Ingram and his team identified two gaps in recruitment. First, a significant need to attract more Hispanic teachers and principals to support the city’s growing Hispanic population. Second, a gap in math and science teachers. Historically, MSCS recruited from the tri-state area. But as Ingram explains, “We have to branch out further into the country to diversify our pipelines. We have to enhance our relocation packages and create a stronger employee value proposition. We can no longer just rely on our local candidate areas.”
Ingram and his team are also researching the top 25 schools where MSCS students are pursuing undergraduate degrees in math and science as yet another way to create a talent pipeline. “We want to bring them back to the district,” he explains, offering them a no-cost career pathway to a master’s degree and in return, gaining a commitment to remain in the district for three years. In this way, Ingram is simultaneously impacting recruitment, retention, and teacher quality.
Weekly onboarding + retention
In January 2022, Ingram and his team launched a three-day New Teacher Academy to better prepare new hires for the role. The three-days are then followed by two days of school onboarding. The academy runs every week to provide consistent and more equitable access to professional learning. Previously, district onboarding happened only one time in the summer. But, as Ingram notes, that model no longer works as more teachers are entering the field from non-traditional paths and more teachers are exiting the field throughout the school year.

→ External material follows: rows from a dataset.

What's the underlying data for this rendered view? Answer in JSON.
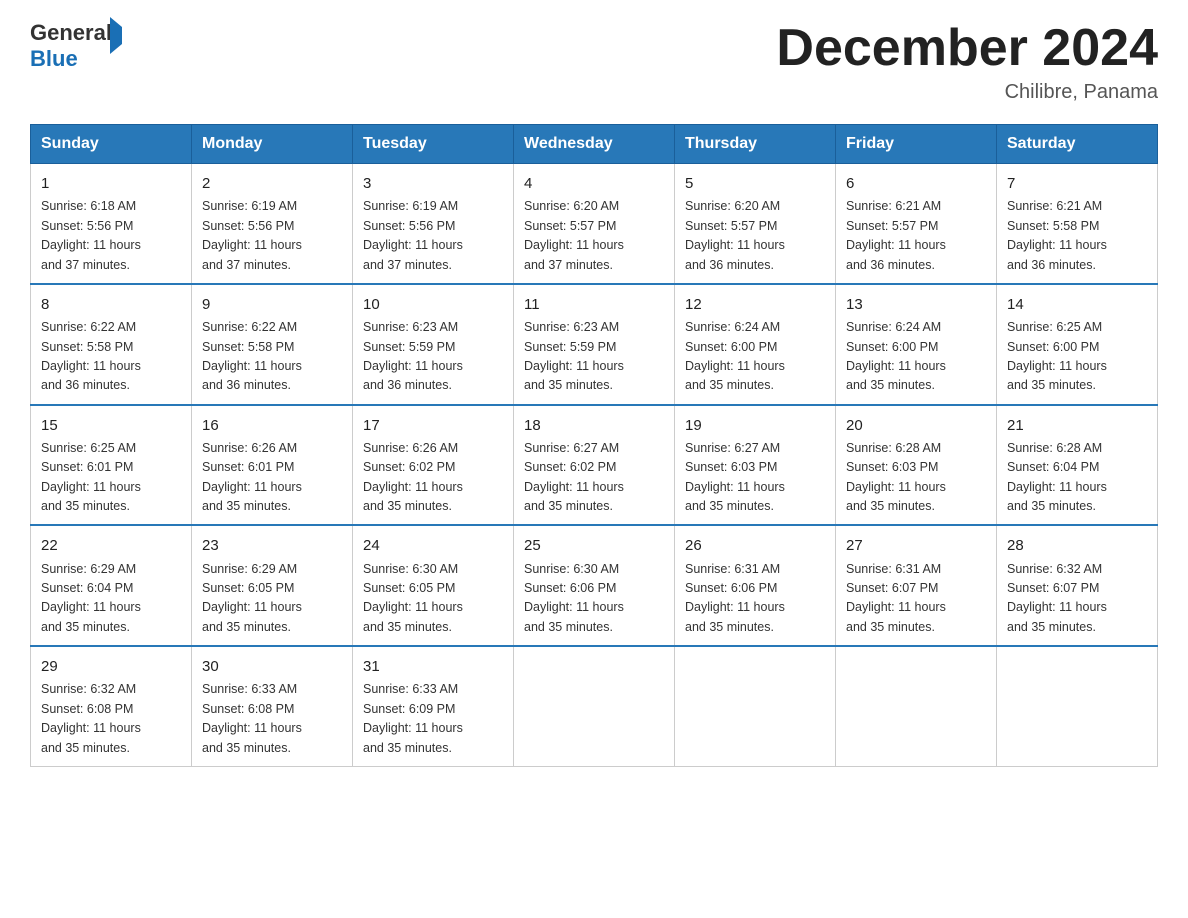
{
  "header": {
    "logo": {
      "text_general": "General",
      "text_blue": "Blue"
    },
    "title": "December 2024",
    "location": "Chilibre, Panama"
  },
  "calendar": {
    "days_of_week": [
      "Sunday",
      "Monday",
      "Tuesday",
      "Wednesday",
      "Thursday",
      "Friday",
      "Saturday"
    ],
    "weeks": [
      [
        {
          "day": "1",
          "sunrise": "6:18 AM",
          "sunset": "5:56 PM",
          "daylight": "11 hours and 37 minutes."
        },
        {
          "day": "2",
          "sunrise": "6:19 AM",
          "sunset": "5:56 PM",
          "daylight": "11 hours and 37 minutes."
        },
        {
          "day": "3",
          "sunrise": "6:19 AM",
          "sunset": "5:56 PM",
          "daylight": "11 hours and 37 minutes."
        },
        {
          "day": "4",
          "sunrise": "6:20 AM",
          "sunset": "5:57 PM",
          "daylight": "11 hours and 37 minutes."
        },
        {
          "day": "5",
          "sunrise": "6:20 AM",
          "sunset": "5:57 PM",
          "daylight": "11 hours and 36 minutes."
        },
        {
          "day": "6",
          "sunrise": "6:21 AM",
          "sunset": "5:57 PM",
          "daylight": "11 hours and 36 minutes."
        },
        {
          "day": "7",
          "sunrise": "6:21 AM",
          "sunset": "5:58 PM",
          "daylight": "11 hours and 36 minutes."
        }
      ],
      [
        {
          "day": "8",
          "sunrise": "6:22 AM",
          "sunset": "5:58 PM",
          "daylight": "11 hours and 36 minutes."
        },
        {
          "day": "9",
          "sunrise": "6:22 AM",
          "sunset": "5:58 PM",
          "daylight": "11 hours and 36 minutes."
        },
        {
          "day": "10",
          "sunrise": "6:23 AM",
          "sunset": "5:59 PM",
          "daylight": "11 hours and 36 minutes."
        },
        {
          "day": "11",
          "sunrise": "6:23 AM",
          "sunset": "5:59 PM",
          "daylight": "11 hours and 35 minutes."
        },
        {
          "day": "12",
          "sunrise": "6:24 AM",
          "sunset": "6:00 PM",
          "daylight": "11 hours and 35 minutes."
        },
        {
          "day": "13",
          "sunrise": "6:24 AM",
          "sunset": "6:00 PM",
          "daylight": "11 hours and 35 minutes."
        },
        {
          "day": "14",
          "sunrise": "6:25 AM",
          "sunset": "6:00 PM",
          "daylight": "11 hours and 35 minutes."
        }
      ],
      [
        {
          "day": "15",
          "sunrise": "6:25 AM",
          "sunset": "6:01 PM",
          "daylight": "11 hours and 35 minutes."
        },
        {
          "day": "16",
          "sunrise": "6:26 AM",
          "sunset": "6:01 PM",
          "daylight": "11 hours and 35 minutes."
        },
        {
          "day": "17",
          "sunrise": "6:26 AM",
          "sunset": "6:02 PM",
          "daylight": "11 hours and 35 minutes."
        },
        {
          "day": "18",
          "sunrise": "6:27 AM",
          "sunset": "6:02 PM",
          "daylight": "11 hours and 35 minutes."
        },
        {
          "day": "19",
          "sunrise": "6:27 AM",
          "sunset": "6:03 PM",
          "daylight": "11 hours and 35 minutes."
        },
        {
          "day": "20",
          "sunrise": "6:28 AM",
          "sunset": "6:03 PM",
          "daylight": "11 hours and 35 minutes."
        },
        {
          "day": "21",
          "sunrise": "6:28 AM",
          "sunset": "6:04 PM",
          "daylight": "11 hours and 35 minutes."
        }
      ],
      [
        {
          "day": "22",
          "sunrise": "6:29 AM",
          "sunset": "6:04 PM",
          "daylight": "11 hours and 35 minutes."
        },
        {
          "day": "23",
          "sunrise": "6:29 AM",
          "sunset": "6:05 PM",
          "daylight": "11 hours and 35 minutes."
        },
        {
          "day": "24",
          "sunrise": "6:30 AM",
          "sunset": "6:05 PM",
          "daylight": "11 hours and 35 minutes."
        },
        {
          "day": "25",
          "sunrise": "6:30 AM",
          "sunset": "6:06 PM",
          "daylight": "11 hours and 35 minutes."
        },
        {
          "day": "26",
          "sunrise": "6:31 AM",
          "sunset": "6:06 PM",
          "daylight": "11 hours and 35 minutes."
        },
        {
          "day": "27",
          "sunrise": "6:31 AM",
          "sunset": "6:07 PM",
          "daylight": "11 hours and 35 minutes."
        },
        {
          "day": "28",
          "sunrise": "6:32 AM",
          "sunset": "6:07 PM",
          "daylight": "11 hours and 35 minutes."
        }
      ],
      [
        {
          "day": "29",
          "sunrise": "6:32 AM",
          "sunset": "6:08 PM",
          "daylight": "11 hours and 35 minutes."
        },
        {
          "day": "30",
          "sunrise": "6:33 AM",
          "sunset": "6:08 PM",
          "daylight": "11 hours and 35 minutes."
        },
        {
          "day": "31",
          "sunrise": "6:33 AM",
          "sunset": "6:09 PM",
          "daylight": "11 hours and 35 minutes."
        },
        null,
        null,
        null,
        null
      ]
    ],
    "labels": {
      "sunrise": "Sunrise:",
      "sunset": "Sunset:",
      "daylight": "Daylight:"
    }
  }
}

Of the 300+ teachers who participated in the New Teacher Academy between January and April 2022, Ingram proudly notes that 95 percent of them returned to the district this school year.

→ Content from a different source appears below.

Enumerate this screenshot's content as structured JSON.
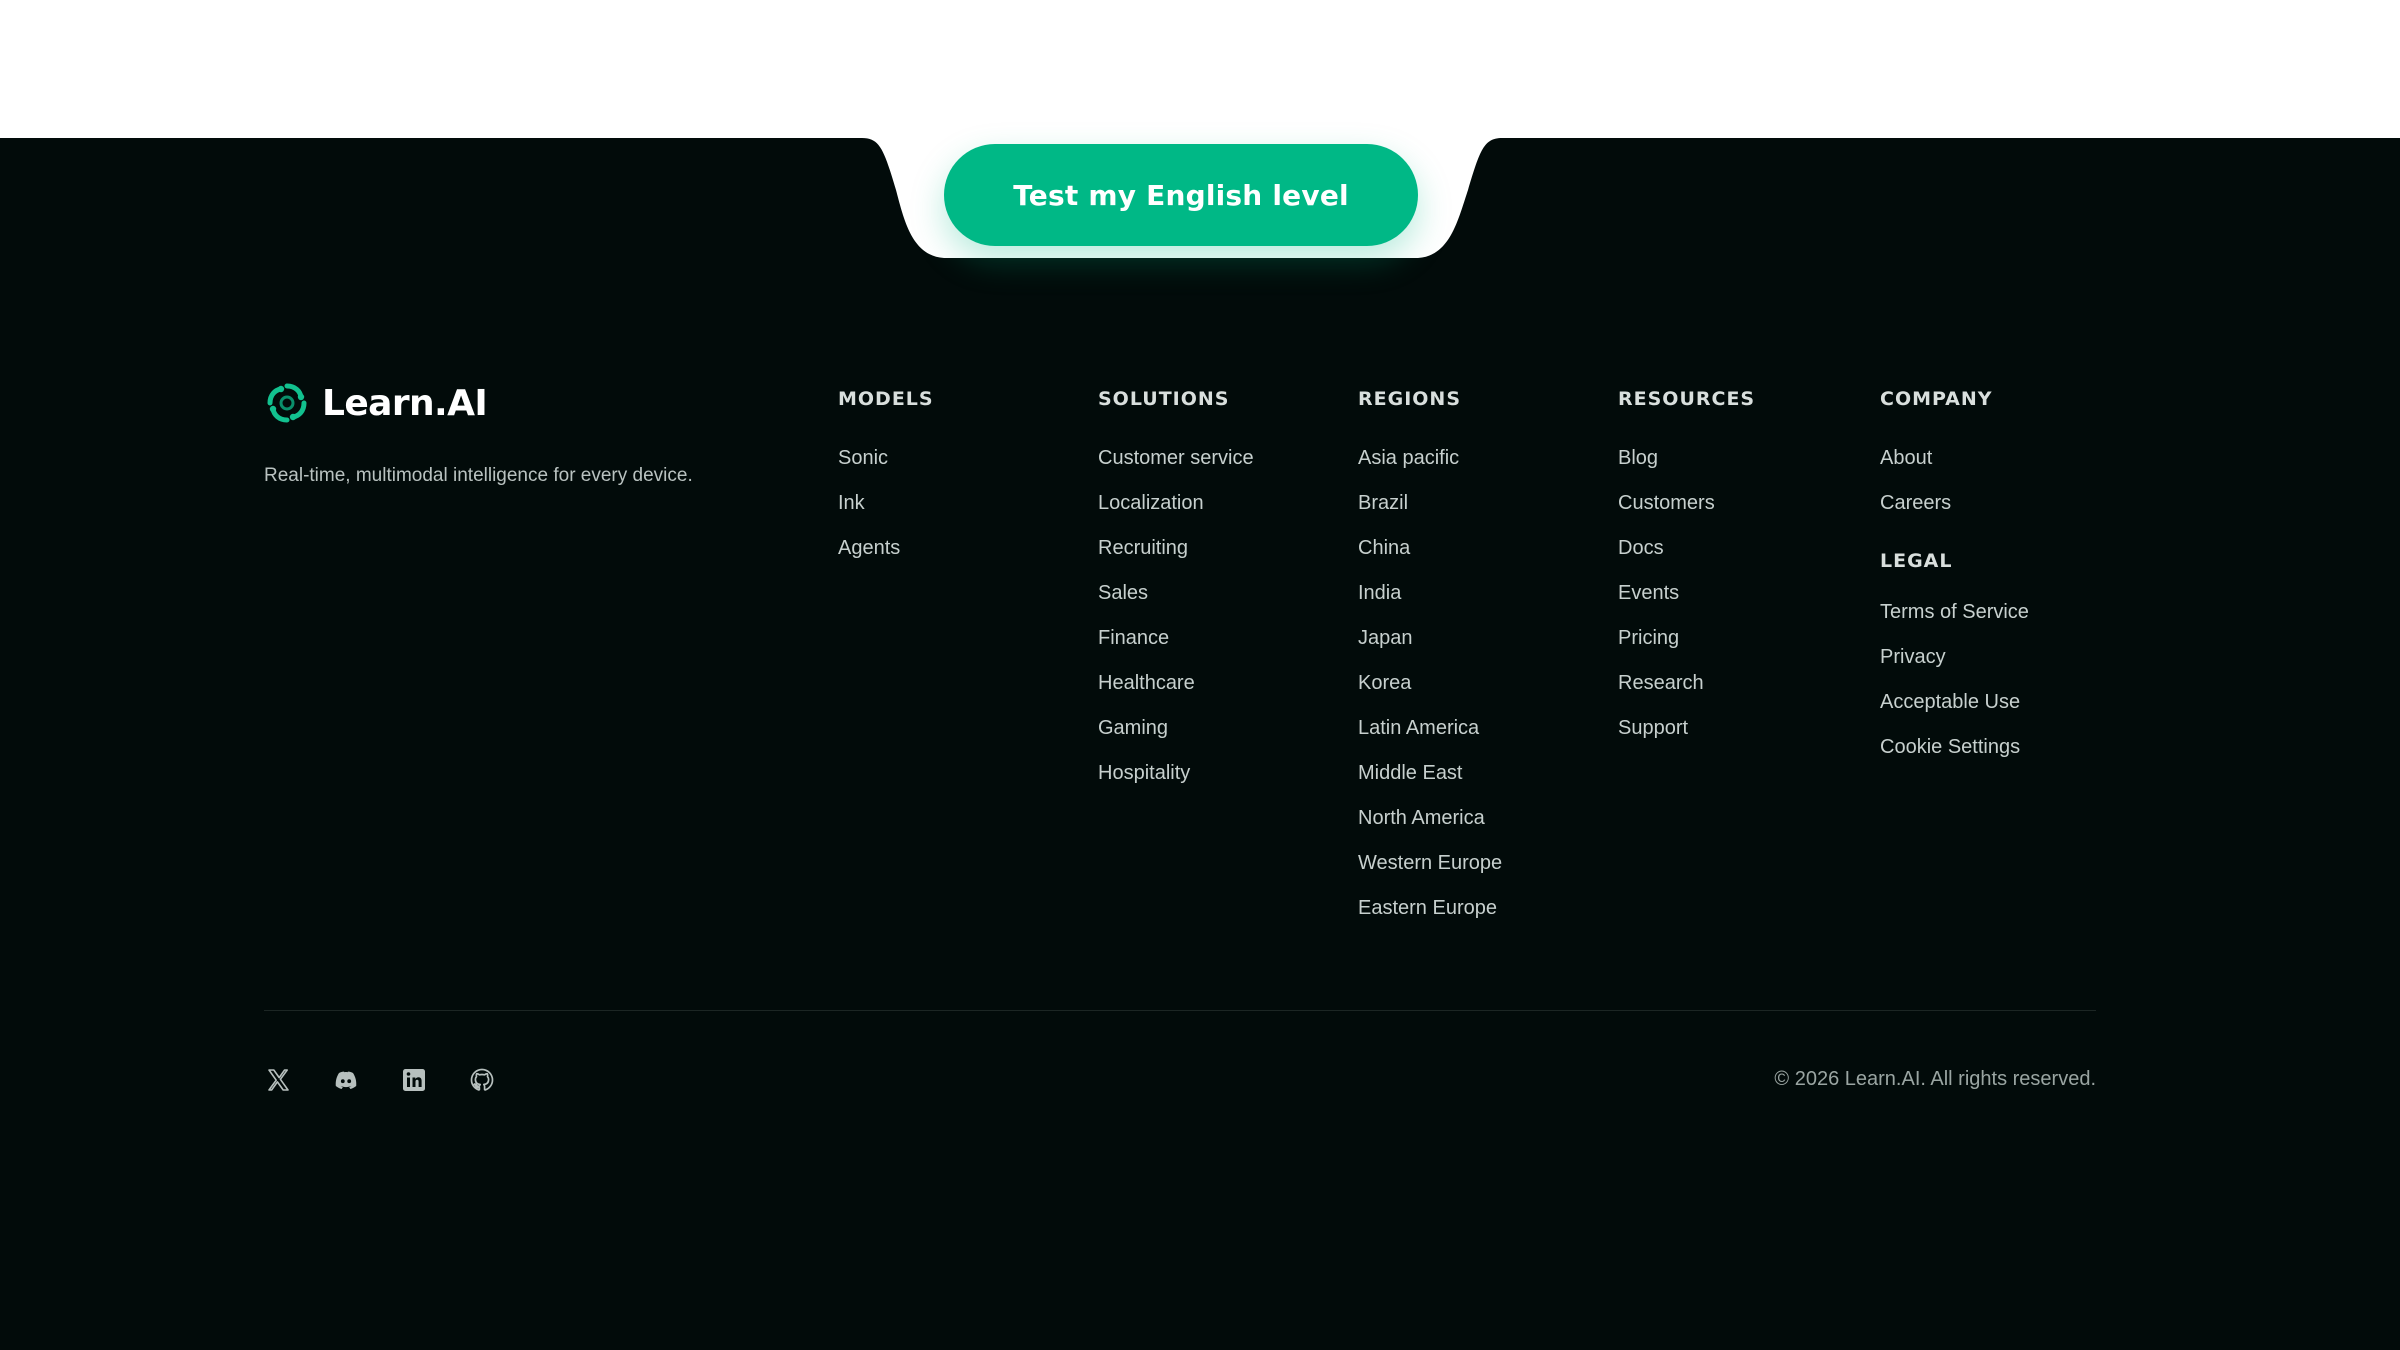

Led by former practitioners, the New Teacher Academy provides an intensive induction into curriculum, instruction, classroom management, trauma-informed restorative practices, and much more. On the third day, new hires observe and debrief model lessons taught by current MSCS teachers. They also tour model classrooms and, via QR codes in those spaces, they can access the resources they need to replicate the same in their own classrooms.
Of the 300+ teachers who participated in the New Teacher Academy between January and April 2022, Ingram proudly notes that 95 percent of them returned to the district this school year. “Principals,” he adds, “are also very appreciative.”

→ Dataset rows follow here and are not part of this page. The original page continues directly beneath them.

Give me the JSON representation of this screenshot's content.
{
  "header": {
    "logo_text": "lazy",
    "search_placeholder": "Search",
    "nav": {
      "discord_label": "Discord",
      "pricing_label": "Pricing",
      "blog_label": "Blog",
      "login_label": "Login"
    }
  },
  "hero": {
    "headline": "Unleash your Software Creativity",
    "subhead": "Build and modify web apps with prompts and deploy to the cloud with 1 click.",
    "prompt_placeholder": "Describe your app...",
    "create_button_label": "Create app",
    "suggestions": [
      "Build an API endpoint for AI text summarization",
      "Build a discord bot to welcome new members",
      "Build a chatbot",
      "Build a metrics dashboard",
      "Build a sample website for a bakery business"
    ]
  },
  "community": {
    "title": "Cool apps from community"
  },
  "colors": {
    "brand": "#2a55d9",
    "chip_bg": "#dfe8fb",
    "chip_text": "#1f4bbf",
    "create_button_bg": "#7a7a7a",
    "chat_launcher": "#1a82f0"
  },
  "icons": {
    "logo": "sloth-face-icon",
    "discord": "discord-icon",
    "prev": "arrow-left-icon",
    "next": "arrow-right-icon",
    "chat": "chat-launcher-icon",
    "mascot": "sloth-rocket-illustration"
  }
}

Like many education leaders, Ingram loved being a teacher. He never imagined becoming a principal. Then his principal “tapped him on the shoulder” for an open assistant principal role. He didn’t pursue it at the time, but more people started naming the leadership potential they saw in him, including New Leaders alum and current assistant superintendent Rodney Rowan. “Rodney told me that I needed to be doing more. New Leaders changed my whole trajectory.”
It was during his principal residency that Ingram’s leadership really shifted. His mentor principal, another New Leaders alum and current MSCS executive director Myke Collins, “gave me the freedom to be myself, to make mistakes, to develop and get better.” From his seat now, Ingram views the challenges through the system-level lens he gained from New Leaders. “If everyone is not running in the same direction, we’re not going to get where we need to be. And we’re certainly not going to get there as quickly as we need to.”
Ingram’s advice to leaders right now
“Never forget you are leading humans. When you’re talking about student achievement, you’re not talking about a data point. You are talking about a child. When you’re talking about retention in a district or school, you’re not talking about a graph. You are talking about people who have chosen to not do this work for a number of reasons.
Right now, we have to really understand what people are saying. We need to listen—not to make a poignant response—but to understand. Leadership matters. It impacts people.”